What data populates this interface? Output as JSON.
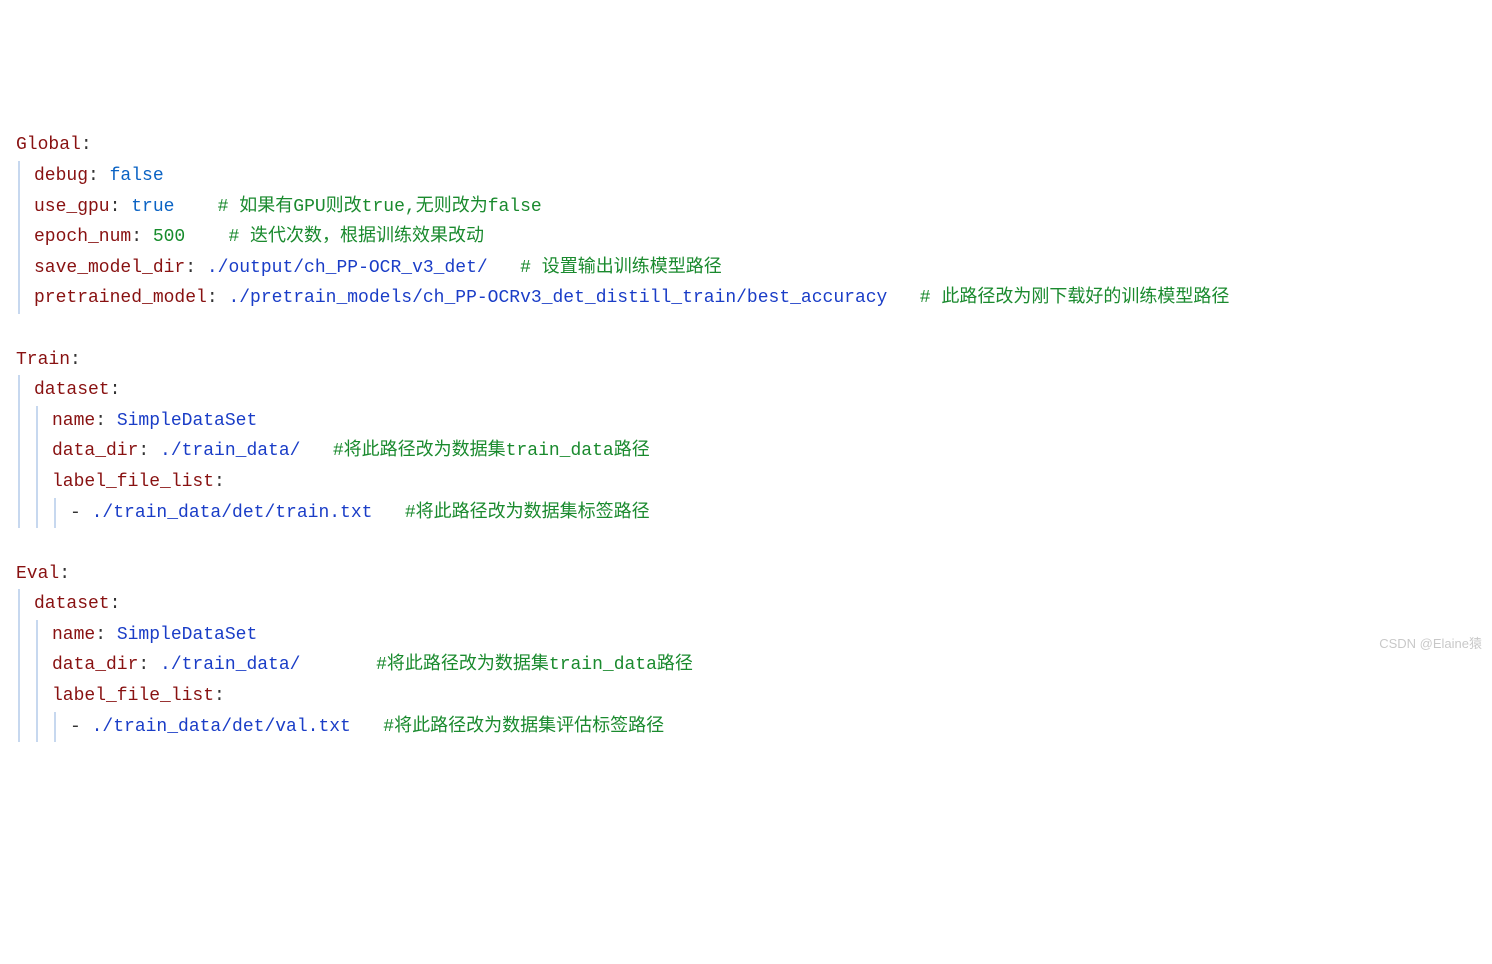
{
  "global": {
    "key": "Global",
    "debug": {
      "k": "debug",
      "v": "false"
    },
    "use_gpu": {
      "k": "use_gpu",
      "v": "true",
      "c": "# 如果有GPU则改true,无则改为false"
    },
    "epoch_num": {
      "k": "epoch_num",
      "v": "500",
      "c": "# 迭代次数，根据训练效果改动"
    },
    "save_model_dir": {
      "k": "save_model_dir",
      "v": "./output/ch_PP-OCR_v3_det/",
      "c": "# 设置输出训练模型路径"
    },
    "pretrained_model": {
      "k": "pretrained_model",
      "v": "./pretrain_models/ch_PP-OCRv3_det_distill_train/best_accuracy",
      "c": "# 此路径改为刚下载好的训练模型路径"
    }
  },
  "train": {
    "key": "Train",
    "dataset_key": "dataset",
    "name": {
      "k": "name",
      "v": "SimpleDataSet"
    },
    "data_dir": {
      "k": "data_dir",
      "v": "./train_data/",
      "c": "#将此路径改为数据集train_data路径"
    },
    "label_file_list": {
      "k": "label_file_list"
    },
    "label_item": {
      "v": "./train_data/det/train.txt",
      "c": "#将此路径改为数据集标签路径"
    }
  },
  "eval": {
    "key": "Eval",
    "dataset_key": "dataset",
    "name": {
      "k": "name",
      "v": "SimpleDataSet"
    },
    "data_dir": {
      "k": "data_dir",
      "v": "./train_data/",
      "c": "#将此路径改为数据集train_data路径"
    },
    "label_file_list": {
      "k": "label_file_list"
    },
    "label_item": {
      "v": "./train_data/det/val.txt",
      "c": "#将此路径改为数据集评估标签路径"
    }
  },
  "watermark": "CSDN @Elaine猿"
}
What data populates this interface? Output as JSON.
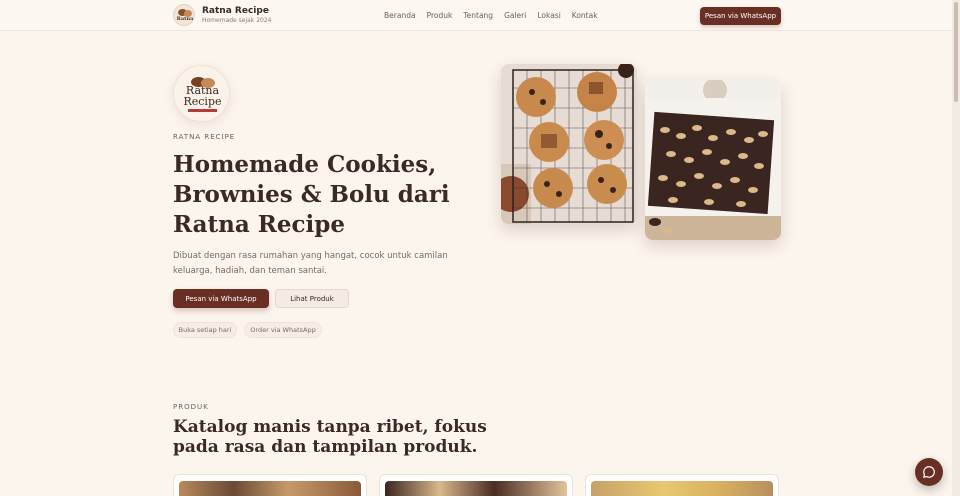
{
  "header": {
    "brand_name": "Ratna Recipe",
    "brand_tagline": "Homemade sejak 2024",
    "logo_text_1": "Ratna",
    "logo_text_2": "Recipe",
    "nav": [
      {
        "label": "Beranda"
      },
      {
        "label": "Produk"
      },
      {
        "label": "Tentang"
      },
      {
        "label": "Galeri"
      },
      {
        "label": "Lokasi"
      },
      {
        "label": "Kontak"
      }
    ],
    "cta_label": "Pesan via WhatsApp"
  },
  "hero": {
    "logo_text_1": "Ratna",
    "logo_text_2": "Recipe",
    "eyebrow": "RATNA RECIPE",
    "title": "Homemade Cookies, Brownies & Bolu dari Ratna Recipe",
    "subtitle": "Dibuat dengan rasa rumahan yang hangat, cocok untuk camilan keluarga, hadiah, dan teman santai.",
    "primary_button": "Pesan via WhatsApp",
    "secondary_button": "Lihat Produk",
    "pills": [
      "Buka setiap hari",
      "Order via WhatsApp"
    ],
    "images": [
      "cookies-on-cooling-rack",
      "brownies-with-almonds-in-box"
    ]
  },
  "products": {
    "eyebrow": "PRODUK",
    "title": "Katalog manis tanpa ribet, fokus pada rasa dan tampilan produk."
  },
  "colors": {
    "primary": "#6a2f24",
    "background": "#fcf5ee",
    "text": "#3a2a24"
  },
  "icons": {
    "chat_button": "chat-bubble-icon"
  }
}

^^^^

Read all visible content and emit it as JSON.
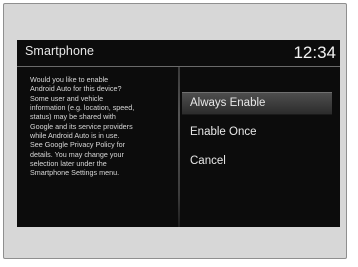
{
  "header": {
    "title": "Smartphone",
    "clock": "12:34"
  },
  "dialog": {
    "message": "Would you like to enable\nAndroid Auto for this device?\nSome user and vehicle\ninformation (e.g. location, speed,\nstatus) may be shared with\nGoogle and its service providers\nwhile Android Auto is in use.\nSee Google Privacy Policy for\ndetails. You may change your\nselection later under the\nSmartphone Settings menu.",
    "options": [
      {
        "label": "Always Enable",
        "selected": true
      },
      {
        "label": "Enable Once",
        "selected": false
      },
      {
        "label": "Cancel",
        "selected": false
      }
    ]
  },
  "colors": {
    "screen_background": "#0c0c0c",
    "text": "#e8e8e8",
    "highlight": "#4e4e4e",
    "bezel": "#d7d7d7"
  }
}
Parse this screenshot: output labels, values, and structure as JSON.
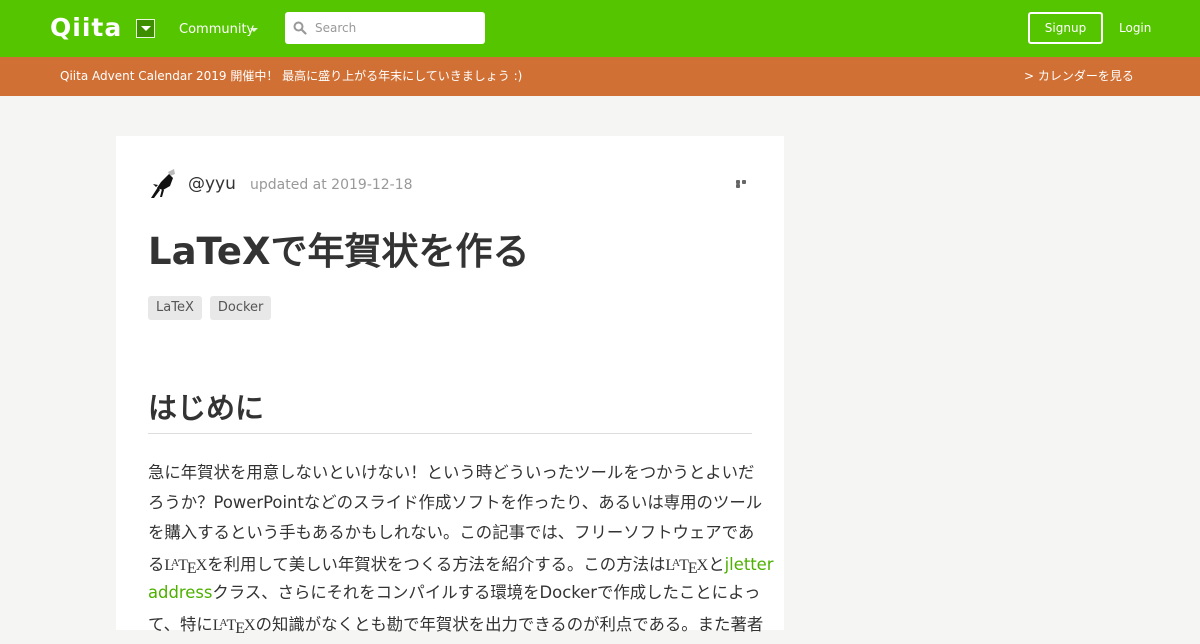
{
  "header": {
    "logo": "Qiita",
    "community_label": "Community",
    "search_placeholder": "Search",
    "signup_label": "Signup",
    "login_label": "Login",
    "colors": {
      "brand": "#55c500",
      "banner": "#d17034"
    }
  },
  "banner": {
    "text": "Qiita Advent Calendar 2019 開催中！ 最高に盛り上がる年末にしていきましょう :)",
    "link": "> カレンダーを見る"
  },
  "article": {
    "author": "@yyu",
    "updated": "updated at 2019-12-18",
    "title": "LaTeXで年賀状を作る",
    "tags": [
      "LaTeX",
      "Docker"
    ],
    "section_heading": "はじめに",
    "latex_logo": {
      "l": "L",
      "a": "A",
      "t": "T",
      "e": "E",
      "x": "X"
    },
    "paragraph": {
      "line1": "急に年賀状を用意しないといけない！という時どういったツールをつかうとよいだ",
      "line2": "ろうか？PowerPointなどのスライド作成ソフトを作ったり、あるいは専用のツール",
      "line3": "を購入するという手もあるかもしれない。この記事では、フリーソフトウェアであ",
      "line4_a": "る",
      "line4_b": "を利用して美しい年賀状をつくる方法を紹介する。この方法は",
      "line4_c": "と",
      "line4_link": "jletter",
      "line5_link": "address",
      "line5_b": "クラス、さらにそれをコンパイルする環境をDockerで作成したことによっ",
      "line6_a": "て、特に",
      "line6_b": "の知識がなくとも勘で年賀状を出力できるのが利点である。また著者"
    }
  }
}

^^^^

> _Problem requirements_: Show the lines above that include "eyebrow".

> _Result_:
    "eyebrow": "RATNA RECIPE",
    "eyebrow": "PRODUK",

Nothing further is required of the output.